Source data

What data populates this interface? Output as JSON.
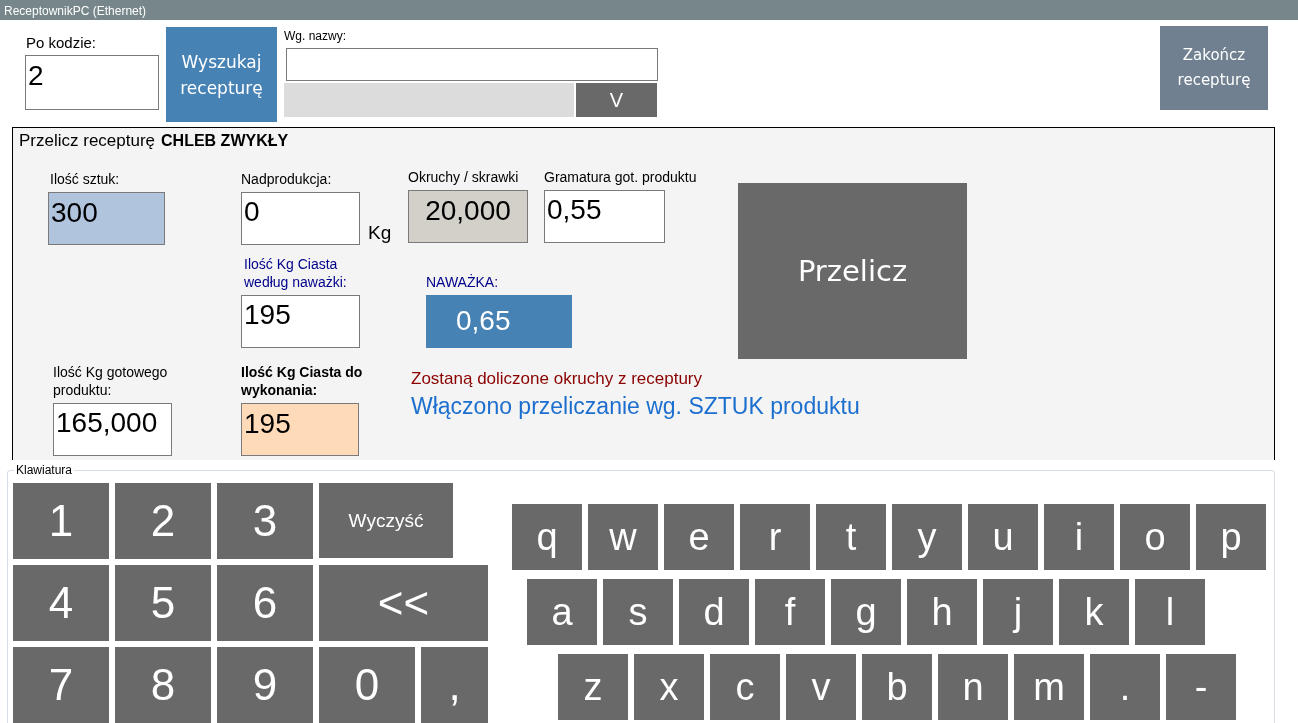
{
  "window": {
    "title": "ReceptownikPC (Ethernet)"
  },
  "search": {
    "code_label": "Po kodzie:",
    "code_value": "2",
    "search_button": "Wyszukaj recepturę",
    "name_label": "Wg. nazwy:",
    "dropdown_button": "V"
  },
  "finish_button": "Zakończ recepturę",
  "recalc": {
    "title": "Przelicz recepturę",
    "recipe_name": "CHLEB ZWYKŁY",
    "pieces": {
      "label": "Ilość sztuk:",
      "value": "300"
    },
    "overproduction": {
      "label": "Nadprodukcja:",
      "value": "0",
      "unit": "Kg"
    },
    "crumbs": {
      "label": "Okruchy / skrawki",
      "value": "20,000"
    },
    "weight": {
      "label": "Gramatura got. produktu",
      "value": "0,55"
    },
    "recalc_button": "Przelicz",
    "dough_by_portion": {
      "label": "Ilość Kg Ciasta według naważki:",
      "value": "195"
    },
    "portion": {
      "label": "NAWAŻKA:",
      "value": "0,65"
    },
    "finished_kg": {
      "label": "Ilość Kg gotowego produktu:",
      "value": "165,000"
    },
    "dough_to_make": {
      "label": "Ilość Kg Ciasta do wykonania:",
      "value": "195"
    },
    "crumbs_note": "Zostaną doliczone okruchy z receptury",
    "mode_note": "Włączono przeliczanie wg. SZTUK produktu"
  },
  "keyboard": {
    "legend": "Klawiatura",
    "numpad": [
      [
        "1",
        "2",
        "3",
        "Wyczyść"
      ],
      [
        "4",
        "5",
        "6",
        "<<"
      ],
      [
        "7",
        "8",
        "9",
        "0",
        ","
      ]
    ],
    "letters": [
      [
        "q",
        "w",
        "e",
        "r",
        "t",
        "y",
        "u",
        "i",
        "o",
        "p"
      ],
      [
        "a",
        "s",
        "d",
        "f",
        "g",
        "h",
        "j",
        "k",
        "l"
      ],
      [
        "z",
        "x",
        "c",
        "v",
        "b",
        "n",
        "m",
        ".",
        "-"
      ]
    ]
  }
}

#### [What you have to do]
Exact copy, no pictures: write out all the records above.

#### [Task response]
What data populates this interface? Output as JSON.
{
  "window": {
    "title": "ReceptownikPC (Ethernet)"
  },
  "search": {
    "code_label": "Po kodzie:",
    "code_value": "2",
    "search_button": "Wyszukaj recepturę",
    "name_label": "Wg. nazwy:",
    "dropdown_button": "V"
  },
  "finish_button": "Zakończ recepturę",
  "recalc": {
    "title": "Przelicz recepturę",
    "recipe_name": "CHLEB ZWYKŁY",
    "pieces": {
      "label": "Ilość sztuk:",
      "value": "300"
    },
    "overproduction": {
      "label": "Nadprodukcja:",
      "value": "0",
      "unit": "Kg"
    },
    "crumbs": {
      "label": "Okruchy / skrawki",
      "value": "20,000"
    },
    "weight": {
      "label": "Gramatura got. produktu",
      "value": "0,55"
    },
    "recalc_button": "Przelicz",
    "dough_by_portion": {
      "label": "Ilość Kg Ciasta według naważki:",
      "value": "195"
    },
    "portion": {
      "label": "NAWAŻKA:",
      "value": "0,65"
    },
    "finished_kg": {
      "label": "Ilość Kg gotowego produktu:",
      "value": "165,000"
    },
    "dough_to_make": {
      "label": "Ilość Kg Ciasta do wykonania:",
      "value": "195"
    },
    "crumbs_note": "Zostaną doliczone okruchy z receptury",
    "mode_note": "Włączono przeliczanie wg. SZTUK produktu"
  },
  "keyboard": {
    "legend": "Klawiatura",
    "numpad": [
      [
        "1",
        "2",
        "3",
        "Wyczyść"
      ],
      [
        "4",
        "5",
        "6",
        "<<"
      ],
      [
        "7",
        "8",
        "9",
        "0",
        ","
      ]
    ],
    "letters": [
      [
        "q",
        "w",
        "e",
        "r",
        "t",
        "y",
        "u",
        "i",
        "o",
        "p"
      ],
      [
        "a",
        "s",
        "d",
        "f",
        "g",
        "h",
        "j",
        "k",
        "l"
      ],
      [
        "z",
        "x",
        "c",
        "v",
        "b",
        "n",
        "m",
        ".",
        "-"
      ]
    ]
  }
}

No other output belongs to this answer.